> Data listing:
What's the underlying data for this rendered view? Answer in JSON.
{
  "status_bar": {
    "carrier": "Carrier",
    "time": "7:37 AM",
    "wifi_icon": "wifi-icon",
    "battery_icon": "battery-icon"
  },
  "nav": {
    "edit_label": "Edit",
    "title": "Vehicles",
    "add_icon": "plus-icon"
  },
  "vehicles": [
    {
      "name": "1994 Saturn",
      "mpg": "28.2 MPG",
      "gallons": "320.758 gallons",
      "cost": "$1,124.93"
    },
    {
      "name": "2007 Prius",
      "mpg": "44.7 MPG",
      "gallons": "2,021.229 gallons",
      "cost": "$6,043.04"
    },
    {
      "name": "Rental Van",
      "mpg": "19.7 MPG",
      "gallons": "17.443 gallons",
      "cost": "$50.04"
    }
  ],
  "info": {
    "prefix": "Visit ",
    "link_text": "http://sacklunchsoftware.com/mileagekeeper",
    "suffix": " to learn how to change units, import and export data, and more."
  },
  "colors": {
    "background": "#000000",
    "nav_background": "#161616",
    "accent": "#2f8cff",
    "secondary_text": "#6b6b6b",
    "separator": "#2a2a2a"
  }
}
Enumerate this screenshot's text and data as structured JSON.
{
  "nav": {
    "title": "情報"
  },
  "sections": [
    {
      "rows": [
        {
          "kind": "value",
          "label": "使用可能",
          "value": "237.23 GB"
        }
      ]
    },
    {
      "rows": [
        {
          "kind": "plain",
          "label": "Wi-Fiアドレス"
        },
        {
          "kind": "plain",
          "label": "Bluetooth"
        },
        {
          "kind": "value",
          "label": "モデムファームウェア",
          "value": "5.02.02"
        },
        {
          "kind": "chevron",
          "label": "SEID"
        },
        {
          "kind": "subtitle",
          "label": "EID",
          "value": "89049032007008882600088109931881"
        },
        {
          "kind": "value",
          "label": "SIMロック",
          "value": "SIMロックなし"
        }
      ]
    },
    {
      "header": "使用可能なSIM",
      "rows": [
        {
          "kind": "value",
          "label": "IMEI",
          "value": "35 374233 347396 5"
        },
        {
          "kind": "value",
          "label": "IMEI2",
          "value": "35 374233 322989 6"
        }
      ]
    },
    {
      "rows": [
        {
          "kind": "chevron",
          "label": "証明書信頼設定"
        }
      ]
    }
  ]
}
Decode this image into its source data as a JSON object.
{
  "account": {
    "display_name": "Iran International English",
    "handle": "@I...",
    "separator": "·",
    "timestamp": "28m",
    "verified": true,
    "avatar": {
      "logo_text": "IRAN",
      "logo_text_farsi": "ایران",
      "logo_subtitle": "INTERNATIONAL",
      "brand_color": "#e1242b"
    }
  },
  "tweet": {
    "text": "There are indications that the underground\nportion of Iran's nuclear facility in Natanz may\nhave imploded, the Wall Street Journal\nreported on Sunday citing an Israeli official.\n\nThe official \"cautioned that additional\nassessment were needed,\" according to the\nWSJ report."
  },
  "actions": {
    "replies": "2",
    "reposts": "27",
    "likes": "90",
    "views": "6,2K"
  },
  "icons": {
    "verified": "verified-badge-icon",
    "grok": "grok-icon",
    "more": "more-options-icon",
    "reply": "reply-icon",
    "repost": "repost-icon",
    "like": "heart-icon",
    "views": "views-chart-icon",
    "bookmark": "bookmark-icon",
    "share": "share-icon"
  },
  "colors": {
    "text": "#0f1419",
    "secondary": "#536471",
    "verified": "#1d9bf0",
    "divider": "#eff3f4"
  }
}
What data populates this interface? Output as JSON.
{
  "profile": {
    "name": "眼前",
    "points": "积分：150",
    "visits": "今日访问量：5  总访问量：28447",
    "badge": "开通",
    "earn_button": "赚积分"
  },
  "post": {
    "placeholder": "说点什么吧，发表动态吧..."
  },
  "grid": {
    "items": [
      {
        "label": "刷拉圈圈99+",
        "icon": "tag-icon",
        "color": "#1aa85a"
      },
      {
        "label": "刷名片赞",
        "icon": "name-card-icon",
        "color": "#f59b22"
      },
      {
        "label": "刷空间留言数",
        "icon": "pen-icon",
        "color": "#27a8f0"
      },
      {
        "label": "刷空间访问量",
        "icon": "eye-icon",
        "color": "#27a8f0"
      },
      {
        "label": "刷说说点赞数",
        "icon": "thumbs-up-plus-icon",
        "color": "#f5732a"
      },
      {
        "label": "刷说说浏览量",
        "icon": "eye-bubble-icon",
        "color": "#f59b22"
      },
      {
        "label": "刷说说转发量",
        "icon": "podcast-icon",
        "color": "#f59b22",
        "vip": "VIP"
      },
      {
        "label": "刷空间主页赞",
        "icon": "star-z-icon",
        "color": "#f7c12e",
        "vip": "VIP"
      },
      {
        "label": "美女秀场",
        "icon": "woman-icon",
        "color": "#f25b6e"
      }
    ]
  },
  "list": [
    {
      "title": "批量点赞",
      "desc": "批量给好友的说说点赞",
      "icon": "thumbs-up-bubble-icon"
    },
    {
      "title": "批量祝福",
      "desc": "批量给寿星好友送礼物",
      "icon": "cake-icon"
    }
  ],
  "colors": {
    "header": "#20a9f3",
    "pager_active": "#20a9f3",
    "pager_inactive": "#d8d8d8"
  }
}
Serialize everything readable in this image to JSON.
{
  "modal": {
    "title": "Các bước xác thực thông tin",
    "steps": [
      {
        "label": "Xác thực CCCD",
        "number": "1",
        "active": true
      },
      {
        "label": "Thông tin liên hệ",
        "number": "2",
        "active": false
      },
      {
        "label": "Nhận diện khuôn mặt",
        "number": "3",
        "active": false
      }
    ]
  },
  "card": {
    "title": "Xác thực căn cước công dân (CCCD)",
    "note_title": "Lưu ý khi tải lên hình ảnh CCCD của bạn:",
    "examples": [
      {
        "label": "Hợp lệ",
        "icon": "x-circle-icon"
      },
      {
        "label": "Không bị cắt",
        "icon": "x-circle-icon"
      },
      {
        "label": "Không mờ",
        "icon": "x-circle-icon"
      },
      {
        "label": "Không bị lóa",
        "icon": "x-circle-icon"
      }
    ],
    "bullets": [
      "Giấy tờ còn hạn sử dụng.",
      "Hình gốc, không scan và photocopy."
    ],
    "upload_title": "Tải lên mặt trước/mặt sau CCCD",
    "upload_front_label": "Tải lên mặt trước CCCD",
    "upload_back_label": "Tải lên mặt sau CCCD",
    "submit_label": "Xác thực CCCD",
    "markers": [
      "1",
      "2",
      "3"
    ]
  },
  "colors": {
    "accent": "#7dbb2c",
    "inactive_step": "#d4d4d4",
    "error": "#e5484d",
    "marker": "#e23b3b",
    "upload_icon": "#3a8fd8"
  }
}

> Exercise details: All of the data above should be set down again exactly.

> Task response:
What's the underlying data for this rendered view? Answer in JSON.
{
  "status_bar": {
    "carrier": "Carrier",
    "time": "7:37 AM",
    "wifi_icon": "wifi-icon",
    "battery_icon": "battery-icon"
  },
  "nav": {
    "edit_label": "Edit",
    "title": "Vehicles",
    "add_icon": "plus-icon"
  },
  "vehicles": [
    {
      "name": "1994 Saturn",
      "mpg": "28.2 MPG",
      "gallons": "320.758 gallons",
      "cost": "$1,124.93"
    },
    {
      "name": "2007 Prius",
      "mpg": "44.7 MPG",
      "gallons": "2,021.229 gallons",
      "cost": "$6,043.04"
    },
    {
      "name": "Rental Van",
      "mpg": "19.7 MPG",
      "gallons": "17.443 gallons",
      "cost": "$50.04"
    }
  ],
  "info": {
    "prefix": "Visit ",
    "link_text": "http://sacklunchsoftware.com/mileagekeeper",
    "suffix": " to learn how to change units, import and export data, and more."
  },
  "colors": {
    "background": "#000000",
    "nav_background": "#161616",
    "accent": "#2f8cff",
    "secondary_text": "#6b6b6b",
    "separator": "#2a2a2a"
  }
}
Enumerate this screenshot's text and data as structured JSON.
{
  "nav": {
    "title": "情報"
  },
  "sections": [
    {
      "rows": [
        {
          "kind": "value",
          "label": "使用可能",
          "value": "237.23 GB"
        }
      ]
    },
    {
      "rows": [
        {
          "kind": "plain",
          "label": "Wi-Fiアドレス"
        },
        {
          "kind": "plain",
          "label": "Bluetooth"
        },
        {
          "kind": "value",
          "label": "モデムファームウェア",
          "value": "5.02.02"
        },
        {
          "kind": "chevron",
          "label": "SEID"
        },
        {
          "kind": "subtitle",
          "label": "EID",
          "value": "89049032007008882600088109931881"
        },
        {
          "kind": "value",
          "label": "SIMロック",
          "value": "SIMロックなし"
        }
      ]
    },
    {
      "header": "使用可能なSIM",
      "rows": [
        {
          "kind": "value",
          "label": "IMEI",
          "value": "35 374233 347396 5"
        },
        {
          "kind": "value",
          "label": "IMEI2",
          "value": "35 374233 322989 6"
        }
      ]
    },
    {
      "rows": [
        {
          "kind": "chevron",
          "label": "証明書信頼設定"
        }
      ]
    }
  ]
}
Decode this image into its source data as a JSON object.
{
  "account": {
    "display_name": "Iran International English",
    "handle": "@I...",
    "separator": "·",
    "timestamp": "28m",
    "verified": true,
    "avatar": {
      "logo_text": "IRAN",
      "logo_text_farsi": "ایران",
      "logo_subtitle": "INTERNATIONAL",
      "brand_color": "#e1242b"
    }
  },
  "tweet": {
    "text": "There are indications that the underground\nportion of Iran's nuclear facility in Natanz may\nhave imploded, the Wall Street Journal\nreported on Sunday citing an Israeli official.\n\nThe official \"cautioned that additional\nassessment were needed,\" according to the\nWSJ report."
  },
  "actions": {
    "replies": "2",
    "reposts": "27",
    "likes": "90",
    "views": "6,2K"
  },
  "icons": {
    "verified": "verified-badge-icon",
    "grok": "grok-icon",
    "more": "more-options-icon",
    "reply": "reply-icon",
    "repost": "repost-icon",
    "like": "heart-icon",
    "views": "views-chart-icon",
    "bookmark": "bookmark-icon",
    "share": "share-icon"
  },
  "colors": {
    "text": "#0f1419",
    "secondary": "#536471",
    "verified": "#1d9bf0",
    "divider": "#eff3f4"
  }
}
What data populates this interface? Output as JSON.
{
  "profile": {
    "name": "眼前",
    "points": "积分：150",
    "visits": "今日访问量：5  总访问量：28447",
    "badge": "开通",
    "earn_button": "赚积分"
  },
  "post": {
    "placeholder": "说点什么吧，发表动态吧..."
  },
  "grid": {
    "items": [
      {
        "label": "刷拉圈圈99+",
        "icon": "tag-icon",
        "color": "#1aa85a"
      },
      {
        "label": "刷名片赞",
        "icon": "name-card-icon",
        "color": "#f59b22"
      },
      {
        "label": "刷空间留言数",
        "icon": "pen-icon",
        "color": "#27a8f0"
      },
      {
        "label": "刷空间访问量",
        "icon": "eye-icon",
        "color": "#27a8f0"
      },
      {
        "label": "刷说说点赞数",
        "icon": "thumbs-up-plus-icon",
        "color": "#f5732a"
      },
      {
        "label": "刷说说浏览量",
        "icon": "eye-bubble-icon",
        "color": "#f59b22"
      },
      {
        "label": "刷说说转发量",
        "icon": "podcast-icon",
        "color": "#f59b22",
        "vip": "VIP"
      },
      {
        "label": "刷空间主页赞",
        "icon": "star-z-icon",
        "color": "#f7c12e",
        "vip": "VIP"
      },
      {
        "label": "美女秀场",
        "icon": "woman-icon",
        "color": "#f25b6e"
      }
    ]
  },
  "list": [
    {
      "title": "批量点赞",
      "desc": "批量给好友的说说点赞",
      "icon": "thumbs-up-bubble-icon"
    },
    {
      "title": "批量祝福",
      "desc": "批量给寿星好友送礼物",
      "icon": "cake-icon"
    }
  ],
  "colors": {
    "header": "#20a9f3",
    "pager_active": "#20a9f3",
    "pager_inactive": "#d8d8d8"
  }
}
Serialize everything readable in this image to JSON.
{
  "modal": {
    "title": "Các bước xác thực thông tin",
    "steps": [
      {
        "label": "Xác thực CCCD",
        "number": "1",
        "active": true
      },
      {
        "label": "Thông tin liên hệ",
        "number": "2",
        "active": false
      },
      {
        "label": "Nhận diện khuôn mặt",
        "number": "3",
        "active": false
      }
    ]
  },
  "card": {
    "title": "Xác thực căn cước công dân (CCCD)",
    "note_title": "Lưu ý khi tải lên hình ảnh CCCD của bạn:",
    "examples": [
      {
        "label": "Hợp lệ",
        "icon": "x-circle-icon"
      },
      {
        "label": "Không bị cắt",
        "icon": "x-circle-icon"
      },
      {
        "label": "Không mờ",
        "icon": "x-circle-icon"
      },
      {
        "label": "Không bị lóa",
        "icon": "x-circle-icon"
      }
    ],
    "bullets": [
      "Giấy tờ còn hạn sử dụng.",
      "Hình gốc, không scan và photocopy."
    ],
    "upload_title": "Tải lên mặt trước/mặt sau CCCD",
    "upload_front_label": "Tải lên mặt trước CCCD",
    "upload_back_label": "Tải lên mặt sau CCCD",
    "submit_label": "Xác thực CCCD",
    "markers": [
      "1",
      "2",
      "3"
    ]
  },
  "colors": {
    "accent": "#7dbb2c",
    "inactive_step": "#d4d4d4",
    "error": "#e5484d",
    "marker": "#e23b3b",
    "upload_icon": "#3a8fd8"
  }
}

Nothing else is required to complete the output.